Skip to main content

Fascinated by Fascinators

Have you ever worn a fascinator? It’s similar to a hat, minus the traditional crown or brim. It's usually worn at a rakish angle, and it can feature a small attached veil and/or feathers, ribbons, jewels or other types of trim. I think of it as a hat's less-inhibited, cheeky cousin - lighter and more fun. 

Although currently popular, fascinators in some form have existed for centuries. During the Regency and even earlier, women often wore jeweled headbands in their coiffures and added ornaments such as ostrich plumes or flowers.  

1799 Caricature by Isaac Cruikshank, satirizing the fashions worn by high-society Parisian women. 

Similar hat-alternatives are worn today, and they are nowhere more in evidence than at the annual Royal Ascot races in Berkshire, England. In fact, hats for women are part of the dress code for this event, which dates back to 1711. The tradition of wearing flamboyant hats to the Ascot races was highlighted in the Ascot Gavotte scene in the 1964 movie My Fair Lady. The hats designed by Cecil Beaton were so large it was hard to see who was under them!

Today's attendees at the races wear similar outrageous headgear, both as fascinators or as oversize hats:
A race watcher in the Royal Enclosure at the 2009 Ascot races. (Photo courtesy of Wikimedia Commons.)

The younger British royals favor fascinators, too. Here's a photo of Catherine, the Duchess of Cambridge, wearing a fascinator to the 2011 Canada Day celebrations in Ottawa:

Photo by Pat Pilon (courtesy of Wikimedia Commons).

Likewise, Princess Beatrice of York has several fascinators in her closet, including this one that she wore in April of 2012 to a Maundy Thursday service:

Photo courtesy of Wikimedia Commons
Princess Beatrice is also famous for wearing this fascinator, designed by Philip Treacy, to the royal wedding of her cousin Prince William to Kate Middleton: 

Photo courtesy of

To me, Princess Beatrice's fascinator and the others on this page look like direct descendants of the type of headgear Marie Antoinette perched on her head.

A portrait of Marie Antoinette, painted circa 1779 by Charles Emmanuel Patas 

What do you think? 


Popular posts from this blog

The end of the Holy Roman Empire, or what happens when the Empire doesn't strike back

This is the way the world ends Not with a bang  but a whimper T.S. Eliot wasn't actually describing the dissolution of the Holy Roman Empire when he wrote those words in his poem, “The Hollow Men.” Nonetheless, his words are an extremely apt way to describe the end of the Holy Roman Empire, which ended quietly with a stroke of a pen exactly 212 years ago in August of 1806. That’s when the last emperor decided it was his duty to abdicate, letting the ancient dominion under his protection dissolve rather than allow Napoleon to usurp the role of Holy Roman Emperor and everything that came with it. Francis II, the last Holy Roman Emperor By that August the end of the empire had become inevitable. Napoleon’s victory over Russia and Austria at the Battle of Austerlitz in December of 1805 and his formation of the Confederation of the Rhine the following July (after he convinced 16 German princes to renounce their allegiance to the Holy Roman Empire and join him)

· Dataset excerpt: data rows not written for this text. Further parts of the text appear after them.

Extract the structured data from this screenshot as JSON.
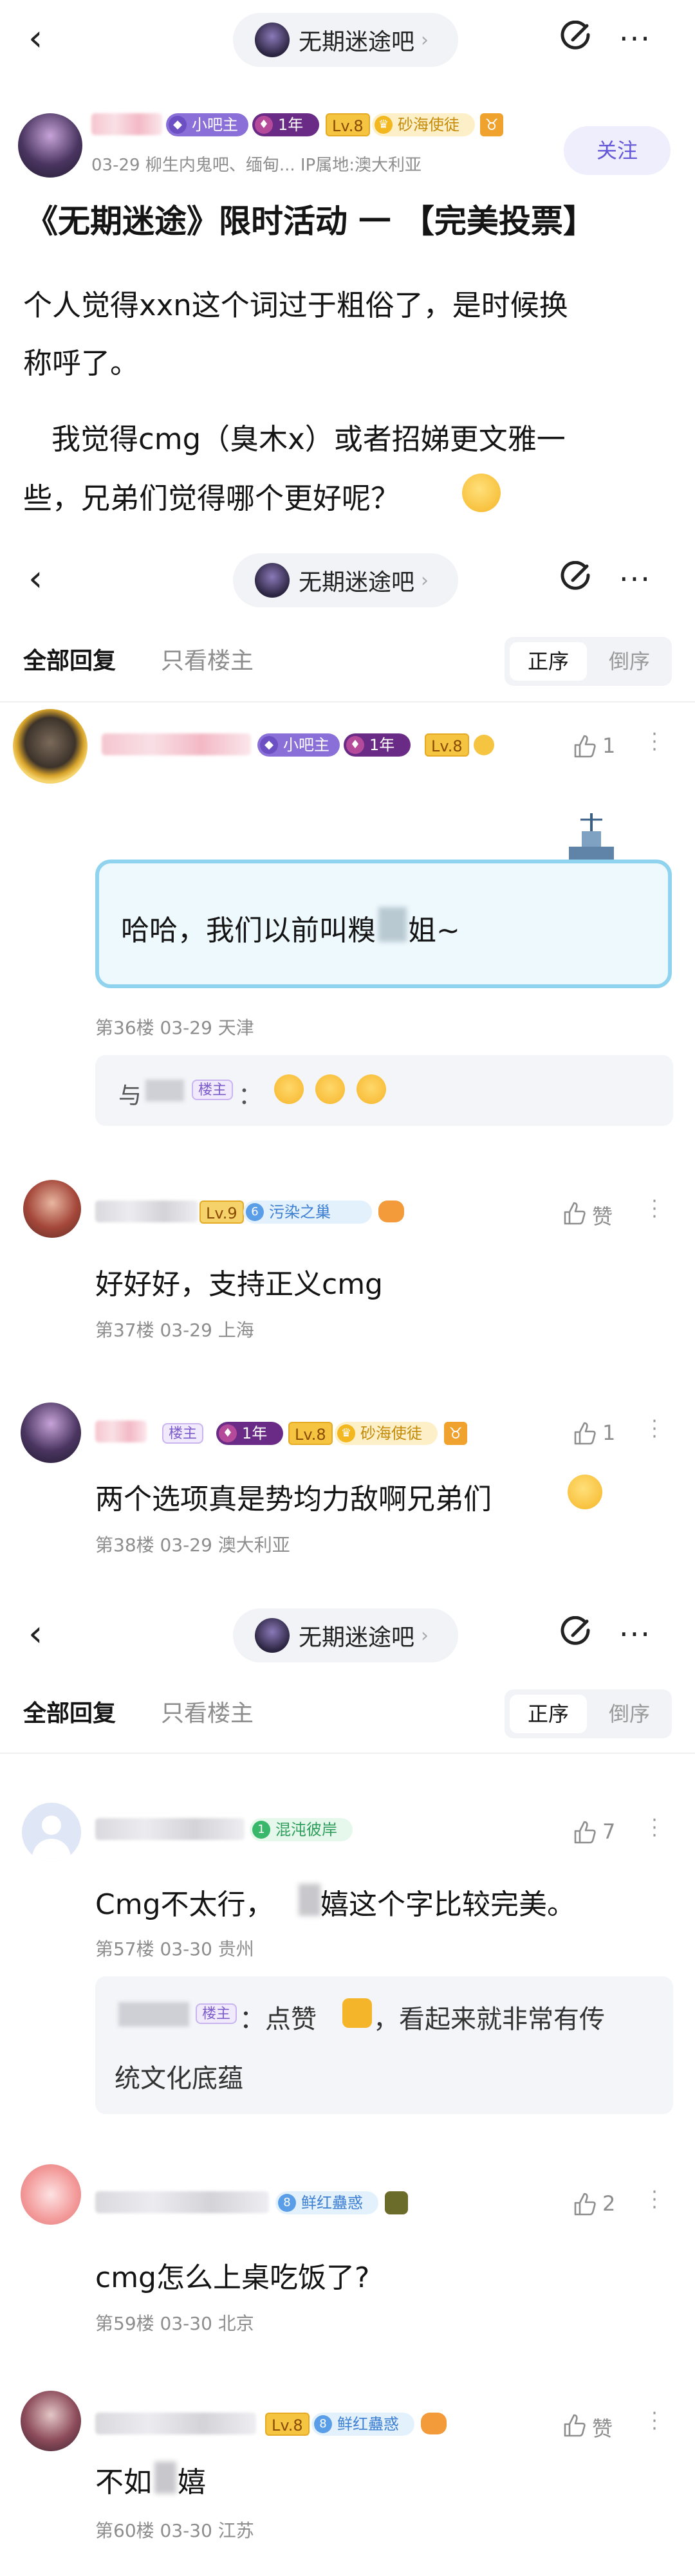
{
  "header": {
    "back_glyph": "‹",
    "forum_name": "无期迷途吧",
    "chevron": "›",
    "more_glyph": "···"
  },
  "post": {
    "level": "Lv.8",
    "title_badge": "小吧主",
    "age_badge": "1年",
    "fan_badge": "砂海使徒",
    "meta": "03-29   柳生内鬼吧、缅甸...  IP属地:澳大利亚",
    "follow_label": "关注",
    "title": "《无期迷途》限时活动 一 【完美投票】",
    "para1_line1": "个人觉得xxn这个词过于粗俗了，是时候换",
    "para1_line2": "称呼了。",
    "para2_line1": "我觉得cmg（臭木x）或者招娣更文雅一",
    "para2_line2": "些，兄弟们觉得哪个更好呢？"
  },
  "tabs": {
    "all": "全部回复",
    "owner_only": "只看楼主",
    "sort_asc": "正序",
    "sort_desc": "倒序"
  },
  "replies_a": [
    {
      "title_badge": "小吧主",
      "age_badge": "1年",
      "level": "Lv.8",
      "likes": "1",
      "text": "哈哈，我们以前叫糗",
      "text_tail": "姐~",
      "meta": "第36楼  03-29  天津",
      "sub_name": "与",
      "sub_owner": "楼主",
      "sub_colon": "："
    },
    {
      "level": "Lv.9",
      "badge_num": "6",
      "badge": "污染之巢",
      "likes": "赞",
      "text": "好好好，支持正义cmg",
      "meta": "第37楼  03-29  上海"
    },
    {
      "owner": "楼主",
      "age_badge": "1年",
      "level": "Lv.8",
      "fan_badge": "砂海使徒",
      "likes": "1",
      "text": "两个选项真是势均力敌啊兄弟们",
      "meta": "第38楼  03-29  澳大利亚"
    }
  ],
  "replies_b": [
    {
      "badge_num": "1",
      "badge": "混沌彼岸",
      "likes": "7",
      "text": "Cmg不太行，",
      "text_tail": "嬉这个字比较完美。",
      "meta": "第57楼  03-30  贵州",
      "sub_owner": "楼主",
      "sub_line1": "：点赞",
      "sub_line1b": "，看起来就非常有传",
      "sub_line2": "统文化底蕴"
    },
    {
      "badge_num": "8",
      "badge": "鲜红蠱惑",
      "likes": "2",
      "text": "cmg怎么上桌吃饭了?",
      "meta": "第59楼  03-30  北京"
    },
    {
      "level": "Lv.8",
      "badge_num": "8",
      "badge": "鲜红蠱惑",
      "likes": "赞",
      "text": "不如",
      "text_tail": "嬉",
      "meta": "第60楼  03-30  江苏"
    }
  ],
  "colors": {
    "accent_purple": "#7b5bc9",
    "bubble_border": "#8fd3ef",
    "bubble_fill": "#eef9fd",
    "level_gold": "#f5c542"
  }
}
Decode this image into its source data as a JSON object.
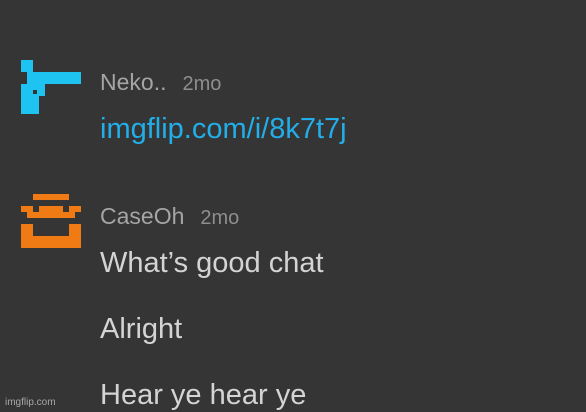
{
  "comments": [
    {
      "username": "Neko..",
      "time": "2mo",
      "avatar_icon": "pistol-pixel-icon",
      "avatar_color": "#1ec3f2",
      "message": "imgflip.com/i/8k7t7j"
    },
    {
      "username": "CaseOh",
      "time": "2mo",
      "avatar_icon": "face-pixel-icon",
      "avatar_color": "#f07b14",
      "messages": [
        "What’s good chat",
        "Alright",
        "Hear ye hear ye"
      ]
    }
  ],
  "watermark": "imgflip.com"
}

Macaroni Men and Yankee Doodles

The Spirit of '76  (original title Yankee Doodle ) by Archibald Willard, painted in the late 1800s November is a month that here in the United States is defined by food, culminating in a huge Thanksgiving Day feast. It's also the month we honor our military veterans. So I'm going to focus on both food and patriotism - especially an Italian pasta product that became synonymous with a controversial English fashion and developed uniquely American associations. "The Macaroni"- 1773 During the 18th century, it was all the rage for young men of the English nobility to take a trip through Europe to soak up its art and culture. It was called the Grand Tour. In Italy, these privileged lads discovered a pasta dish far removed from their usual British fare. It was called maccaroni , and they raved about it when they got back home. The travelers became known as the Macaroni Club, though there is no evidence an actual club ever existed. But it

The Cato Street Conspiracy

The Cato Street conspirators getting arrested Conspiracy and treason go hand in hand. Throughout history, conspirators have huddled in back rooms and dark corners in secret, concocting schemes that are both dangerous and illegal. So it’s no surprise that their plans often spiral out of control and end in disaster.  A good example of a conspiracy plot gone wrong happened during the Regency. It’s been dubbed the Cato Street Conspiracy because of where the conspirators were caught. This is a tale that, according to historian J.B. Priestley (author of The Prince of Pleasure and his Regency) “begins in absurdity and ends in horror.” The year was 1820. Though the Napoleonic Wars were over, Britain had paid a heavy price for its victory against the French. The costs of the war had strained the country’s economy. The working classes were hit hard by periods of famine, rising food prices due to the Corn Laws, and high unemployment, the latter driven by soldiers returning from th